WORK ITEM. Scan each line of the entries below for the word "texto" and count the ones where it appears. The answer is that number alone.

SOURCE DATA.
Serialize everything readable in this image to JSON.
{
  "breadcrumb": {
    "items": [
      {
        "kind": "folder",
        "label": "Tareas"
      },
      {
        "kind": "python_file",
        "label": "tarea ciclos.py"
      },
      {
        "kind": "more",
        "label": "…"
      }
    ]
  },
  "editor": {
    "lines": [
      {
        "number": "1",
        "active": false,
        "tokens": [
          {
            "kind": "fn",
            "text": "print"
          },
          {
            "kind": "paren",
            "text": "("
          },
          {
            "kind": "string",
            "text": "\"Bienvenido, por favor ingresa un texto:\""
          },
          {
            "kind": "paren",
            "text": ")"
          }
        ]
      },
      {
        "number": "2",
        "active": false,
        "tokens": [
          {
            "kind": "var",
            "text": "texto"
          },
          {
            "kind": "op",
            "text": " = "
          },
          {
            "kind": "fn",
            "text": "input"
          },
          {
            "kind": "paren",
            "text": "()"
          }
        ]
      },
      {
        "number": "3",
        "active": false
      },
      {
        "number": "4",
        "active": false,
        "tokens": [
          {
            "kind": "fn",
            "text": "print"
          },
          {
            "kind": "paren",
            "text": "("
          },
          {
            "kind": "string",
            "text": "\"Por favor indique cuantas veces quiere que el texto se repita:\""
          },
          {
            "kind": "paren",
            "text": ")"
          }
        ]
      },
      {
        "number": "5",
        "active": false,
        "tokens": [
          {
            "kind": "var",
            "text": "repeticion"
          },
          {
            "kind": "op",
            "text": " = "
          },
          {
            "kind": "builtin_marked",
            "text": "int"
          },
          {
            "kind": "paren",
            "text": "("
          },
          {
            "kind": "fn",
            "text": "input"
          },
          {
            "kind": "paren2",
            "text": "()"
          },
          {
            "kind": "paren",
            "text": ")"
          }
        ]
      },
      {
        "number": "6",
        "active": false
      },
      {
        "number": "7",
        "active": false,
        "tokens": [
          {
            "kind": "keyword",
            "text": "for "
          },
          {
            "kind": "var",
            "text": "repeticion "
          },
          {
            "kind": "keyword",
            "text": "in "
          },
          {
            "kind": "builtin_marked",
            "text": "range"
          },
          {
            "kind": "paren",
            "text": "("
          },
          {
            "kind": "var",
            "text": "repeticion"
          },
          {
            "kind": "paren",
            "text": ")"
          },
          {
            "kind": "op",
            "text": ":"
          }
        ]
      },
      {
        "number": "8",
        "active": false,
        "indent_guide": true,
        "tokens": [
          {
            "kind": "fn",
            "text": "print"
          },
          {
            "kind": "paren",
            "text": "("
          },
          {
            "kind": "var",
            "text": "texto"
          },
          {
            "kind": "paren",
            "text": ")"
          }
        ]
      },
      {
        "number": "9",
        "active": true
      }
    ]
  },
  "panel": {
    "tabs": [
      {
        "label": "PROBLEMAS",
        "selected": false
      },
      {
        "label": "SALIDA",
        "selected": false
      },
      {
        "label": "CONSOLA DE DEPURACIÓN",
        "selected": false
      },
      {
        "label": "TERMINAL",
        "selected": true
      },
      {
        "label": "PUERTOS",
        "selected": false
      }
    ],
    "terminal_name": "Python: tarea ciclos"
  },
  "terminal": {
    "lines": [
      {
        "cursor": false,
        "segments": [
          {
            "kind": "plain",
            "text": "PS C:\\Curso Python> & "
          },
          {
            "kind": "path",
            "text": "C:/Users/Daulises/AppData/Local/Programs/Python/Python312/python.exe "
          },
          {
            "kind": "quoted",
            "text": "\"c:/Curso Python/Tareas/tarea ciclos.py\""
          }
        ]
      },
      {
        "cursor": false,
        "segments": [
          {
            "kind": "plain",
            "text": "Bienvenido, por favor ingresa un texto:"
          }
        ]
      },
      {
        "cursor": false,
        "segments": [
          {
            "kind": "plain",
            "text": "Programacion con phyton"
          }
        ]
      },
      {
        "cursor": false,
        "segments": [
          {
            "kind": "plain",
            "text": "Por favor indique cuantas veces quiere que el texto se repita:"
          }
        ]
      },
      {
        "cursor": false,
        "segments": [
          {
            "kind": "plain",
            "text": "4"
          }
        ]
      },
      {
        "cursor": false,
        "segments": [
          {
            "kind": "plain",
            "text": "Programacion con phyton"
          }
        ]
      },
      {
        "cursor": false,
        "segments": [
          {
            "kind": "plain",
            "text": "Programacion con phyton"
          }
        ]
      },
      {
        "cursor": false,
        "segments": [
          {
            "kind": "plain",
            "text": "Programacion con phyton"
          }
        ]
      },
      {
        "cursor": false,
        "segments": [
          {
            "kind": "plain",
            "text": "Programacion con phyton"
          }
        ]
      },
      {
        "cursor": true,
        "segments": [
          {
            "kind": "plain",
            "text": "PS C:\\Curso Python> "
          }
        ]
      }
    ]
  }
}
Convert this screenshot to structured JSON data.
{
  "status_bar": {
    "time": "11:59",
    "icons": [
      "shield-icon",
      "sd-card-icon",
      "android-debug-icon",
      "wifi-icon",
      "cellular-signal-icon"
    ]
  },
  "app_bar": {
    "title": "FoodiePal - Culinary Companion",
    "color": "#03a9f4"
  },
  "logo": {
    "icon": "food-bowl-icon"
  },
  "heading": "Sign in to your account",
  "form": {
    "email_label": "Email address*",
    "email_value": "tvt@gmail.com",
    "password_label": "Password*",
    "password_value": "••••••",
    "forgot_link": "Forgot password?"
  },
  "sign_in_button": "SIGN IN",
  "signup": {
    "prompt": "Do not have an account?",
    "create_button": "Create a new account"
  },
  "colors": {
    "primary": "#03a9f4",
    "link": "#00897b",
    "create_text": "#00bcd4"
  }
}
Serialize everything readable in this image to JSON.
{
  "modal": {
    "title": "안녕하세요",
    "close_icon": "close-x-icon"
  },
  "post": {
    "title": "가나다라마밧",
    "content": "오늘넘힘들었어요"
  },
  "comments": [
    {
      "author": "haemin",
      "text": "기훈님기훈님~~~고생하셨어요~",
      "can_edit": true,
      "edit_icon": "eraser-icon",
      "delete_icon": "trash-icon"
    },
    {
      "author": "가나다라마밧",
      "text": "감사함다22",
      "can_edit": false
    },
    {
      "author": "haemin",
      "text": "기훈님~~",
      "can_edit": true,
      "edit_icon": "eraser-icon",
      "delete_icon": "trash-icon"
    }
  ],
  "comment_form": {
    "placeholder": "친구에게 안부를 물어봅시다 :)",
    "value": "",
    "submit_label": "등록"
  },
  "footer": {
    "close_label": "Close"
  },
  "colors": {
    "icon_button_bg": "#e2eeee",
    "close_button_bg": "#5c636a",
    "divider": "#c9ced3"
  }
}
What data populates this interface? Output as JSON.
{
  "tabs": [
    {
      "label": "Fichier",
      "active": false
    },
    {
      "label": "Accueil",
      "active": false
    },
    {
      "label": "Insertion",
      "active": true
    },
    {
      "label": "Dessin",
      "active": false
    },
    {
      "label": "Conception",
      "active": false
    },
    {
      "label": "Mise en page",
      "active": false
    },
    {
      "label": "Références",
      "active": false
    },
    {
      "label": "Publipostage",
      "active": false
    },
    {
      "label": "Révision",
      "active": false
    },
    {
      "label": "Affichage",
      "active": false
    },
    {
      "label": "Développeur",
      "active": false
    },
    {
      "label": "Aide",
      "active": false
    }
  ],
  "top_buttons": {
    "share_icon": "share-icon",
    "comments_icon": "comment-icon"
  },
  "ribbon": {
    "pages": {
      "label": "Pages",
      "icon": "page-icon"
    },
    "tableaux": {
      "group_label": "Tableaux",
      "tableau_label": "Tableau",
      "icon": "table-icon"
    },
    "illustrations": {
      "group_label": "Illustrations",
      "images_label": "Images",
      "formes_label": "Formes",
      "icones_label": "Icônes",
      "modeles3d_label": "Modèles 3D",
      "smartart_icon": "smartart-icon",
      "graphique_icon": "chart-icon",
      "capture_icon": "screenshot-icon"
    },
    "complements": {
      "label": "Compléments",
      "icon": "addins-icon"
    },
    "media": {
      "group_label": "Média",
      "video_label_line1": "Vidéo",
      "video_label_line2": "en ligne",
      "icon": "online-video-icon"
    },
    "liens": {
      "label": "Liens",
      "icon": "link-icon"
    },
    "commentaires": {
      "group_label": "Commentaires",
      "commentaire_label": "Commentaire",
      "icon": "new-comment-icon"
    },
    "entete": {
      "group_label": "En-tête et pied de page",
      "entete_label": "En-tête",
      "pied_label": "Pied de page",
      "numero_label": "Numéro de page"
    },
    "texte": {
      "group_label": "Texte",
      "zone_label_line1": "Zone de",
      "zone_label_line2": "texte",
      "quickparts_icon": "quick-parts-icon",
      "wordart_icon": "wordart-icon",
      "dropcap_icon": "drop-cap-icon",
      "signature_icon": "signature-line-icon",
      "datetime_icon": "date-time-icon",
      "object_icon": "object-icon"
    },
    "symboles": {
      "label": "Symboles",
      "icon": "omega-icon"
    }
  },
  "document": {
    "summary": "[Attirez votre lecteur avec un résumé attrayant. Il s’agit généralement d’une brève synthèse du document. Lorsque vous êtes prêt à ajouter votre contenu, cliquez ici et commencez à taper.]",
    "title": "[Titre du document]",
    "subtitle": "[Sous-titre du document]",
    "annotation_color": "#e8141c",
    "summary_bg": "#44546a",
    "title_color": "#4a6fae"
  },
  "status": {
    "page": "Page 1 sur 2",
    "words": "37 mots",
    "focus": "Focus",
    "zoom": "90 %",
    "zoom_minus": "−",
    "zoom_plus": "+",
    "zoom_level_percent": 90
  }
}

ANSWER TO THIS TASK. 6